On the way home from the IDP camp, I ask him why he chose to study nutrition, and he says, “Nutrition is actually very interesting, we all need it. Malnutrition is everywhere. Here in Somalia, people are suffering from under-nutrition. Where you are from, people are suffering from over-nutrition. So you see, we need nutrition the world over.” He asks if I’ve seen the movie “Super Size Me,” and I laugh and say I have. He doesn’t say any of this with notes of sarcasm or with some sense of superiority to my state of American privilege. It’s all very interesting to him, and he believes better nutrition for all of us is needed; some places just need it more than others.
Later on, he’ll tell me that Somalia is an example of an older time, of the way humans used to live, without government and without borders, and I’ll think of the man with all of his belongings and family on the back of three camels. He jokes that Somalia is an example to the world that government is optional, but he laughs and says he knows it’s not that simple, that he wishes things were more stable in his country, but that the world was once a different place. Herders used to follow the rains from one land to the next, nomadic tribes with their animals constantly seeking a better place to survive. But with borders, he says, this is impossible. “There used to be no borders,” he tells me, “and the rich and the poor lived together more closely.”
The sun is setting, and the land is beginning to cool. We stop so that Mohammud, our drivers and the six armed guards can pray. A wind is sweeping across the desert as the moon begins to rise, and this place that seemed uninhabitable just hours before is now one of the most beautiful landscapes I’ve ever seen.
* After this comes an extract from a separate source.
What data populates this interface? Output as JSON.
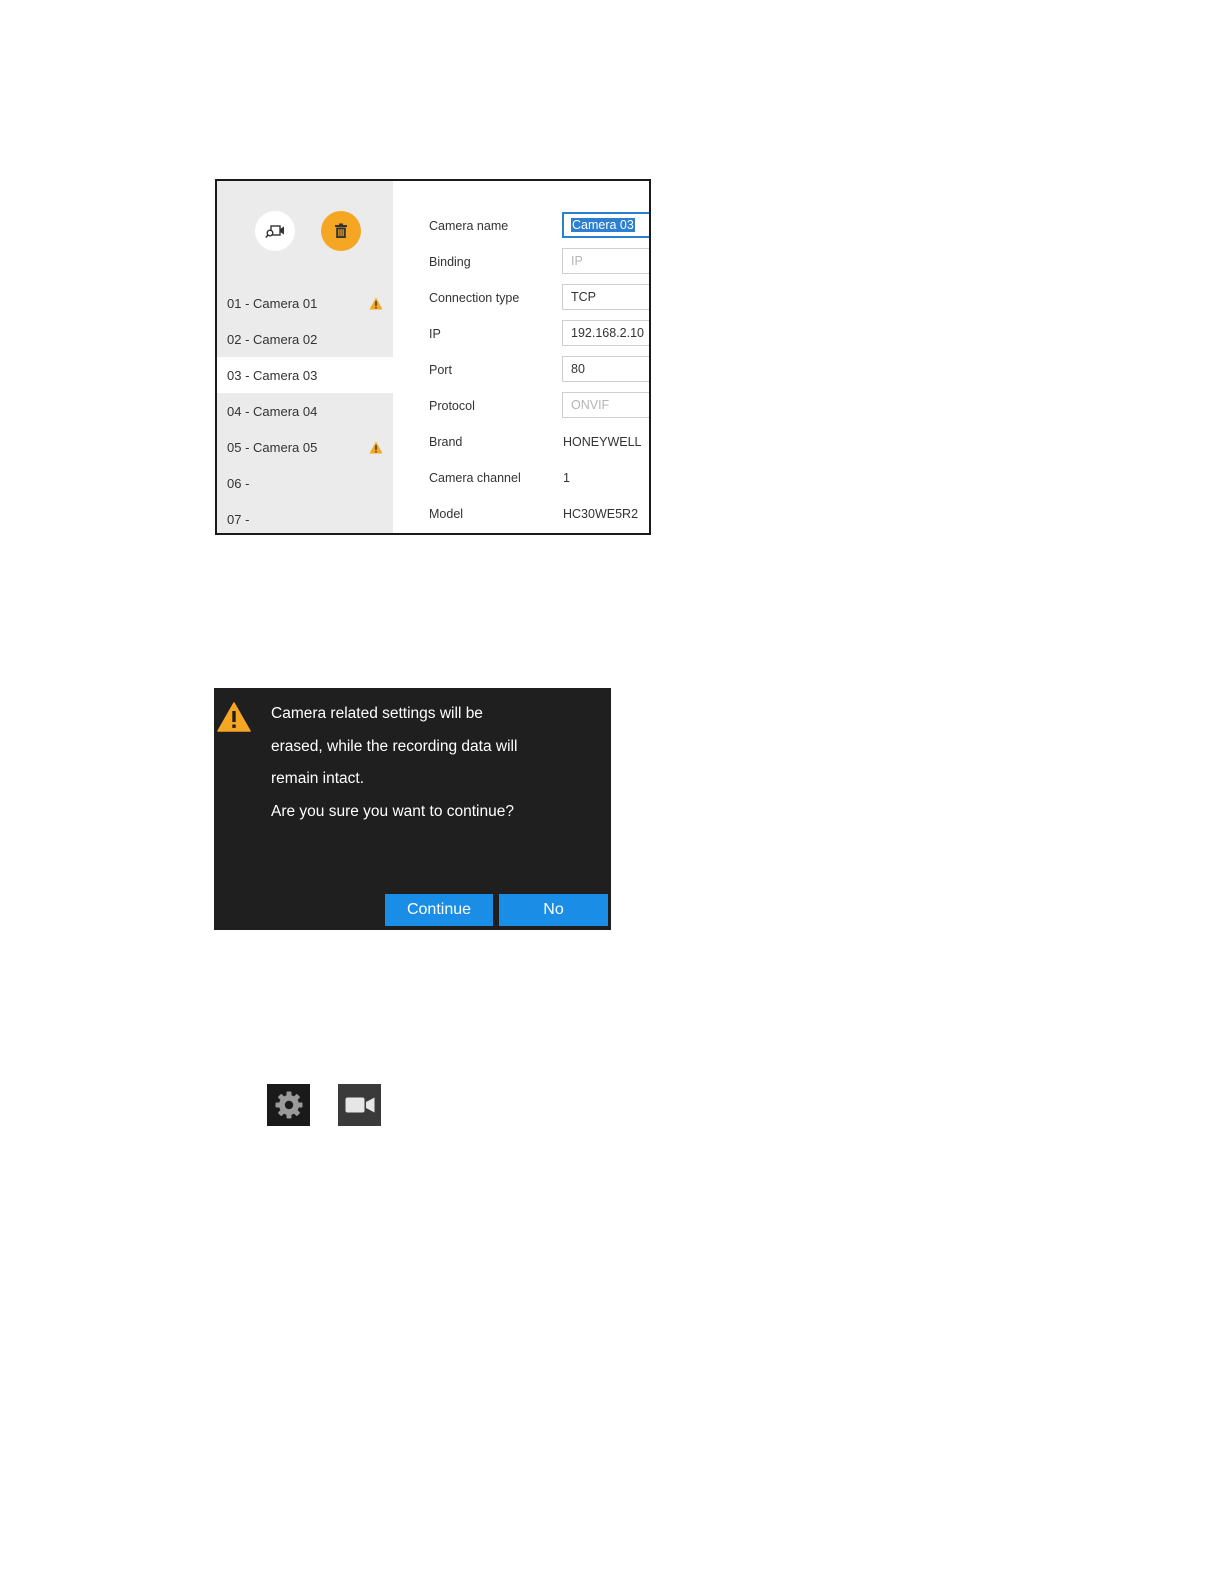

I wander to the road while I wait and am greeted by an all-too familiar sight: piles of bone, a patch of fur here and there. A family’s livelihood baked and decomposed and returned to the earth. Mohammud is right about the borders between us—between lands, between the rich and the poor, the urban and the rural, the overnourished and the undernourished. Between the good and the evil, the just and the unjust. There is plenty and there is famine, and the simplest of borders separates one from the other: rain.
Max grew up in Boise, Idaho, and discovered his love for storytelling after a 3rd grade short-story assignment. He followed his storytelling passion to NNU, earning a bachelor’s degree in mass communication and English in 2014. He now lives in Seattle, Washington, where he does video work for a number of clients, including World Vision and the Seattle Sounders. All photos supporting this article are by Max. See more of his work at maxwellmoser.com.